This year, the two have assumed yet another role — community organizers. They signed up to be official “neighborhood champions” of 2015’s Small Business Saturday. Showroom is banding together with its Lyn-Lake neighbors (Midwest Makeup Supply, Hair Police salon, and tattoo shop Tatus by Koré) to offer a special on Saturday: $100 gift certificates for the price of $75 at each location.
“We decided to partner with the neighborhood because we figured having all our voices together would be more impactful,” Jurek explained. “We don’t have the kind of advertising dollars that huge conglomerates have — word of mouth is what keeps us open.”
Small Business Saturday, which takes place annually the day after Black Friday, was founded by American Express in 2010 to promote small, locally owned businesses. While Black Friday and Cyber Monday promise major discounts from big-box retailers, Small Business Saturday takes a different tack. Though some shops offer discounts, most cannot.
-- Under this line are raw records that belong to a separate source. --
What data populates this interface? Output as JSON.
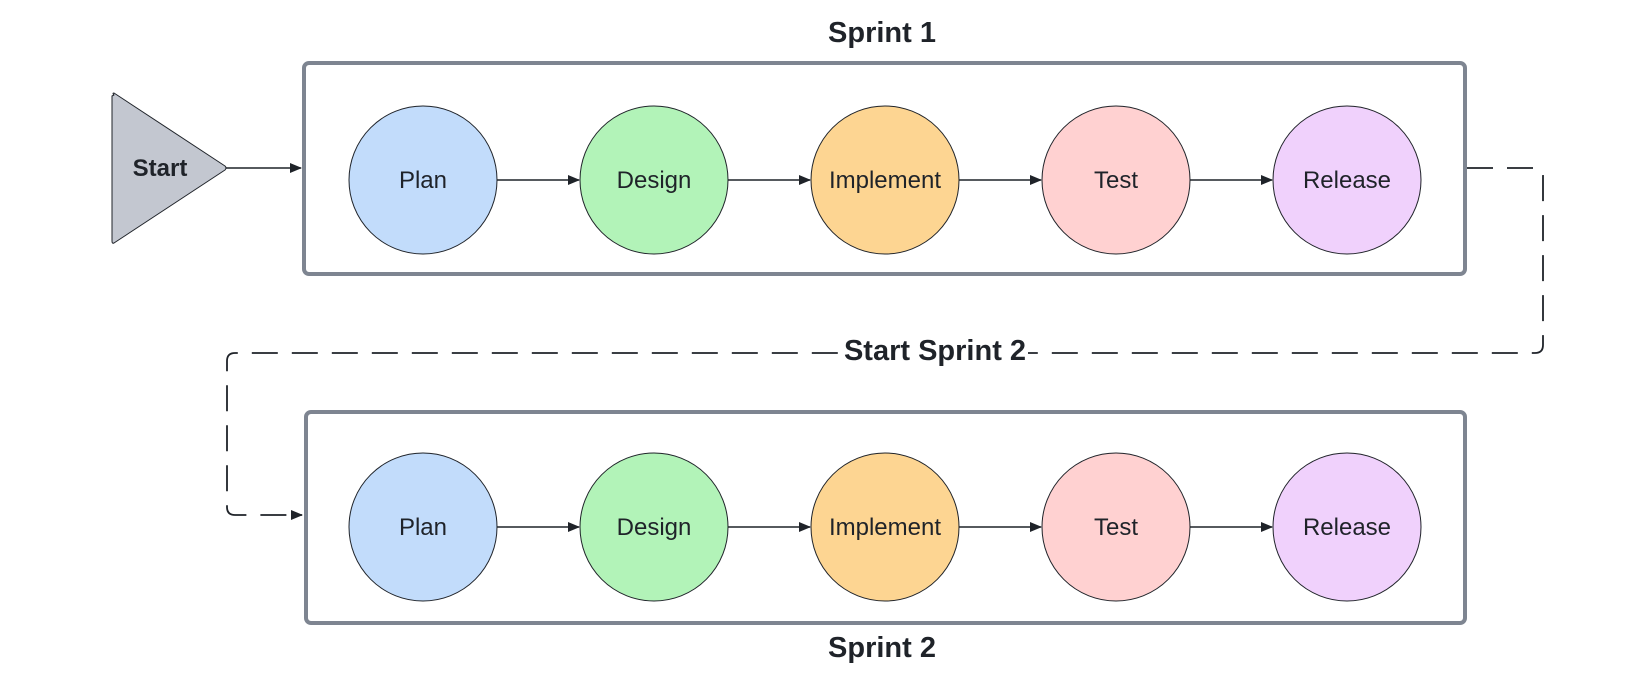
{
  "diagram": {
    "start": {
      "label": "Start",
      "fill": "#c3c7d0"
    },
    "transition_label": "Start Sprint 2",
    "sprints": [
      {
        "title": "Sprint 1",
        "stages": [
          {
            "label": "Plan",
            "color": "#c2dcfb"
          },
          {
            "label": "Design",
            "color": "#b2f3b8"
          },
          {
            "label": "Implement",
            "color": "#fdd592"
          },
          {
            "label": "Test",
            "color": "#ffd1d1"
          },
          {
            "label": "Release",
            "color": "#f0d1fc"
          }
        ]
      },
      {
        "title": "Sprint 2",
        "stages": [
          {
            "label": "Plan",
            "color": "#c2dcfb"
          },
          {
            "label": "Design",
            "color": "#b2f3b8"
          },
          {
            "label": "Implement",
            "color": "#fdd592"
          },
          {
            "label": "Test",
            "color": "#ffd1d1"
          },
          {
            "label": "Release",
            "color": "#f0d1fc"
          }
        ]
      }
    ],
    "colors": {
      "container_border": "#7e8591",
      "line": "#1f2329"
    }
  }
}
Instead, Small Business Saturday encourages full-price shopping — sometimes with bonuses, such as free refreshments, gifts with purchase, trunk shows, discounted gift cards and in-store events. (See sidebar for fashion-oriented events.)
The owner of Excelsior boutique Golden Rule Collective, which opened in May, is taking Saturday as an opportunity to partner with some of her favorite small businesses and celebrate the Twin Cities creative community. Erin Kate Duininck asked St. Paul floral studio Munster Rose to create a “temporary living installation,” where shoppers can get a professional portrait taken. Get there early — the first 75 shoppers get a free espresso drink by Coffee Cart Mpls.
“The talent pool in Minneapolis is so deep,” Duininck said. “It’s not about posting big numbers — it’s a day to come together and celebrate community, small business and Excelsior.”
The Small Business Saturday movement appears to be growing: In 2014, a reported $14.3 billion was spent with independent retailers and restaurants on Small Business Saturday, an increase of 2.1 percent from 2013. In the meantime, there has been a growing backlash against Black Friday, led by outdoor-goods retailer REI, which closed its 143 stores the day after Thanksgiving as part of its #OptOutside initiative.
One local retailer promoting #OptOutside is North Loop men’s store Askov Finlayson. For every person who posts an Instagram of an outdoor adventure this weekend and tags @askovfinlayson and #TeamNorth, the shop will donate $1 to Climate Generation, an environmental nonprofit founded by Arctic explorer Will Steger. True to the store’s philanthropic bent, it will also donate 10 percent of all sales from Friday through Monday to the organization.
“It’s a time when many stores are competing on who can open the earliest, or who can offer the best doorbuster,” said Askov Finlayson co-owner Eric Dayton. “We wanted to do something more meaningful.”
The Foundry Home Goods, kitty-corner from Askov Finlayson, is also putting an altruistic spin on Black Friday and Small Business Saturday. Owner Anna Hillegass said the store will donate all its profits from Friday and Saturday sales to the Memorial Sloan Kettering Cancer Center. Hillegass’ brother-in-law was diagnosed with advanced testicular cancer in 2013 and is now cancer-free, she said, thanks to the organization.
“Small Business Saturday is a nice antidote [to Black Friday], but I wanted to do something more,” she said. “It feels good to kick off the holiday season giving rather than taking.”
Jahna Peloquin is the style editor of Minnesota Monthly and is a freelance writer and stylist in the Twin Cities.